▶ [What to work on]: The listing should be returned in its entirety, exactly as given.

START Data listing

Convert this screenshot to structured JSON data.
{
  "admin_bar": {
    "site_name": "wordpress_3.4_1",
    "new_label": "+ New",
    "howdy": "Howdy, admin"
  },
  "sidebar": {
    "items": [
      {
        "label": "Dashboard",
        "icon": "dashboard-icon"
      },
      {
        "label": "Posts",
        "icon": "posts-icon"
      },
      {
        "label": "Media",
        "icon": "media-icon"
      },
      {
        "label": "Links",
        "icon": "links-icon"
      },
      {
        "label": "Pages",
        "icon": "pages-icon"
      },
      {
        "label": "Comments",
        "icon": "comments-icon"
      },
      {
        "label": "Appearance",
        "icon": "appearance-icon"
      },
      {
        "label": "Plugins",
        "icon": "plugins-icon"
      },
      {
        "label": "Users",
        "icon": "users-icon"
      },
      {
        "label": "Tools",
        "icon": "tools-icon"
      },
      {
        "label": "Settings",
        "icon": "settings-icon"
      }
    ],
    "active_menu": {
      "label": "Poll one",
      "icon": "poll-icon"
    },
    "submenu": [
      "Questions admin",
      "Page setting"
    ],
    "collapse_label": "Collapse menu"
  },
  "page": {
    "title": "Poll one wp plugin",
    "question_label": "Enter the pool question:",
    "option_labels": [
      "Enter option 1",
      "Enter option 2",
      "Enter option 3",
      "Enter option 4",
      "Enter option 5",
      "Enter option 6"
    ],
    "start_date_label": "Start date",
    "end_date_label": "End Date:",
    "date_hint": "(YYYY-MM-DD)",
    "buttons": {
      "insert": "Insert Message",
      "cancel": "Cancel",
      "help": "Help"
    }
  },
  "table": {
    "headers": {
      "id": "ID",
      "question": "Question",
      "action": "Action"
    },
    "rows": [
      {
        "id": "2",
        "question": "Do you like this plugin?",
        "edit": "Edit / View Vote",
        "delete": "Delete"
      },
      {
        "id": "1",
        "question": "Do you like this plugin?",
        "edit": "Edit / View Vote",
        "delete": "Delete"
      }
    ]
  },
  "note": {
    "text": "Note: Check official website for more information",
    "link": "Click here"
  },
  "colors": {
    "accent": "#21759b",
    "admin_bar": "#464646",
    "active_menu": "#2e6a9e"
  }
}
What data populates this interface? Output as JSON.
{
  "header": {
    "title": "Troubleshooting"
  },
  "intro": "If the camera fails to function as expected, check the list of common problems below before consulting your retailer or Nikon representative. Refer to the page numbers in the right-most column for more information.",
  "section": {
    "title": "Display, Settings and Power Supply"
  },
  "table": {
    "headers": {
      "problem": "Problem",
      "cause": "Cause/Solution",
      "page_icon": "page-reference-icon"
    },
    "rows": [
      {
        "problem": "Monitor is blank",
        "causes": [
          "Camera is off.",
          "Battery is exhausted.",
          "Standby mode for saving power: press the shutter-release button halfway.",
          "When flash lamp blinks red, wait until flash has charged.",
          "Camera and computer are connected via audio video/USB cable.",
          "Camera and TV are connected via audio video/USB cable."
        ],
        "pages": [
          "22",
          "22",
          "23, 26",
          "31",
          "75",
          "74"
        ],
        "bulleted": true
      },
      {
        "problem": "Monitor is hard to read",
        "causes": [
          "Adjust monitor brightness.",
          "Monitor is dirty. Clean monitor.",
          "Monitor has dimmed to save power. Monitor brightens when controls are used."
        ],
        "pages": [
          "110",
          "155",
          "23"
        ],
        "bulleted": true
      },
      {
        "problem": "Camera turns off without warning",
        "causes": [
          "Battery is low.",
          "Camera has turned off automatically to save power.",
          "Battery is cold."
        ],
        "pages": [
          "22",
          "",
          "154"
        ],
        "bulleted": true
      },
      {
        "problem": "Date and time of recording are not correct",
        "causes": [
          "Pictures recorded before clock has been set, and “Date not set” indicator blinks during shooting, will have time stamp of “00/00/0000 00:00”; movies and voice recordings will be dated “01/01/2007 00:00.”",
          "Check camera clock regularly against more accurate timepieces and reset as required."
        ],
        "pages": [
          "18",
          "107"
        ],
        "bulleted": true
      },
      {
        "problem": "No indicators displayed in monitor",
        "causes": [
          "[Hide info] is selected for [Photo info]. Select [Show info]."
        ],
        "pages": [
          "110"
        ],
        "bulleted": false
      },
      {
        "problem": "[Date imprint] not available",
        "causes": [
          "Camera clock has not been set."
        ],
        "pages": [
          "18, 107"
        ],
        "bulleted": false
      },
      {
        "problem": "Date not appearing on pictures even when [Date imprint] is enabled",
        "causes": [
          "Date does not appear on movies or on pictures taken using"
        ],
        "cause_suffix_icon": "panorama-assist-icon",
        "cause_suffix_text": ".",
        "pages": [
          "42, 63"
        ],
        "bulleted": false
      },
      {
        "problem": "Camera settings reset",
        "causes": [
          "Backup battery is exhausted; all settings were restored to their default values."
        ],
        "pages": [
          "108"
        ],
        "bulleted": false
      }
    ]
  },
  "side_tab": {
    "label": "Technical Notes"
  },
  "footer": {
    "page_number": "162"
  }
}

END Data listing

▶ [Expected output]:
Convert this screenshot to structured JSON data.
{
  "admin_bar": {
    "site_name": "wordpress_3.4_1",
    "new_label": "+ New",
    "howdy": "Howdy, admin"
  },
  "sidebar": {
    "items": [
      {
        "label": "Dashboard",
        "icon": "dashboard-icon"
      },
      {
        "label": "Posts",
        "icon": "posts-icon"
      },
      {
        "label": "Media",
        "icon": "media-icon"
      },
      {
        "label": "Links",
        "icon": "links-icon"
      },
      {
        "label": "Pages",
        "icon": "pages-icon"
      },
      {
        "label": "Comments",
        "icon": "comments-icon"
      },
      {
        "label": "Appearance",
        "icon": "appearance-icon"
      },
      {
        "label": "Plugins",
        "icon": "plugins-icon"
      },
      {
        "label": "Users",
        "icon": "users-icon"
      },
      {
        "label": "Tools",
        "icon": "tools-icon"
      },
      {
        "label": "Settings",
        "icon": "settings-icon"
      }
    ],
    "active_menu": {
      "label": "Poll one",
      "icon": "poll-icon"
    },
    "submenu": [
      "Questions admin",
      "Page setting"
    ],
    "collapse_label": "Collapse menu"
  },
  "page": {
    "title": "Poll one wp plugin",
    "question_label": "Enter the pool question:",
    "option_labels": [
      "Enter option 1",
      "Enter option 2",
      "Enter option 3",
      "Enter option 4",
      "Enter option 5",
      "Enter option 6"
    ],
    "start_date_label": "Start date",
    "end_date_label": "End Date:",
    "date_hint": "(YYYY-MM-DD)",
    "buttons": {
      "insert": "Insert Message",
      "cancel": "Cancel",
      "help": "Help"
    }
  },
  "table": {
    "headers": {
      "id": "ID",
      "question": "Question",
      "action": "Action"
    },
    "rows": [
      {
        "id": "2",
        "question": "Do you like this plugin?",
        "edit": "Edit / View Vote",
        "delete": "Delete"
      },
      {
        "id": "1",
        "question": "Do you like this plugin?",
        "edit": "Edit / View Vote",
        "delete": "Delete"
      }
    ]
  },
  "note": {
    "text": "Note: Check official website for more information",
    "link": "Click here"
  },
  "colors": {
    "accent": "#21759b",
    "admin_bar": "#464646",
    "active_menu": "#2e6a9e"
  }
}
What data populates this interface? Output as JSON.
{
  "header": {
    "title": "Troubleshooting"
  },
  "intro": "If the camera fails to function as expected, check the list of common problems below before consulting your retailer or Nikon representative. Refer to the page numbers in the right-most column for more information.",
  "section": {
    "title": "Display, Settings and Power Supply"
  },
  "table": {
    "headers": {
      "problem": "Problem",
      "cause": "Cause/Solution",
      "page_icon": "page-reference-icon"
    },
    "rows": [
      {
        "problem": "Monitor is blank",
        "causes": [
          "Camera is off.",
          "Battery is exhausted.",
          "Standby mode for saving power: press the shutter-release button halfway.",
          "When flash lamp blinks red, wait until flash has charged.",
          "Camera and computer are connected via audio video/USB cable.",
          "Camera and TV are connected via audio video/USB cable."
        ],
        "pages": [
          "22",
          "22",
          "23, 26",
          "31",
          "75",
          "74"
        ],
        "bulleted": true
      },
      {
        "problem": "Monitor is hard to read",
        "causes": [
          "Adjust monitor brightness.",
          "Monitor is dirty. Clean monitor.",
          "Monitor has dimmed to save power. Monitor brightens when controls are used."
        ],
        "pages": [
          "110",
          "155",
          "23"
        ],
        "bulleted": true
      },
      {
        "problem": "Camera turns off without warning",
        "causes": [
          "Battery is low.",
          "Camera has turned off automatically to save power.",
          "Battery is cold."
        ],
        "pages": [
          "22",
          "",
          "154"
        ],
        "bulleted": true
      },
      {
        "problem": "Date and time of recording are not correct",
        "causes": [
          "Pictures recorded before clock has been set, and “Date not set” indicator blinks during shooting, will have time stamp of “00/00/0000 00:00”; movies and voice recordings will be dated “01/01/2007 00:00.”",
          "Check camera clock regularly against more accurate timepieces and reset as required."
        ],
        "pages": [
          "18",
          "107"
        ],
        "bulleted": true
      },
      {
        "problem": "No indicators displayed in monitor",
        "causes": [
          "[Hide info] is selected for [Photo info]. Select [Show info]."
        ],
        "pages": [
          "110"
        ],
        "bulleted": false
      },
      {
        "problem": "[Date imprint] not available",
        "causes": [
          "Camera clock has not been set."
        ],
        "pages": [
          "18, 107"
        ],
        "bulleted": false
      },
      {
        "problem": "Date not appearing on pictures even when [Date imprint] is enabled",
        "causes": [
          "Date does not appear on movies or on pictures taken using"
        ],
        "cause_suffix_icon": "panorama-assist-icon",
        "cause_suffix_text": ".",
        "pages": [
          "42, 63"
        ],
        "bulleted": false
      },
      {
        "problem": "Camera settings reset",
        "causes": [
          "Backup battery is exhausted; all settings were restored to their default values."
        ],
        "pages": [
          "108"
        ],
        "bulleted": false
      }
    ]
  },
  "side_tab": {
    "label": "Technical Notes"
  },
  "footer": {
    "page_number": "162"
  }
}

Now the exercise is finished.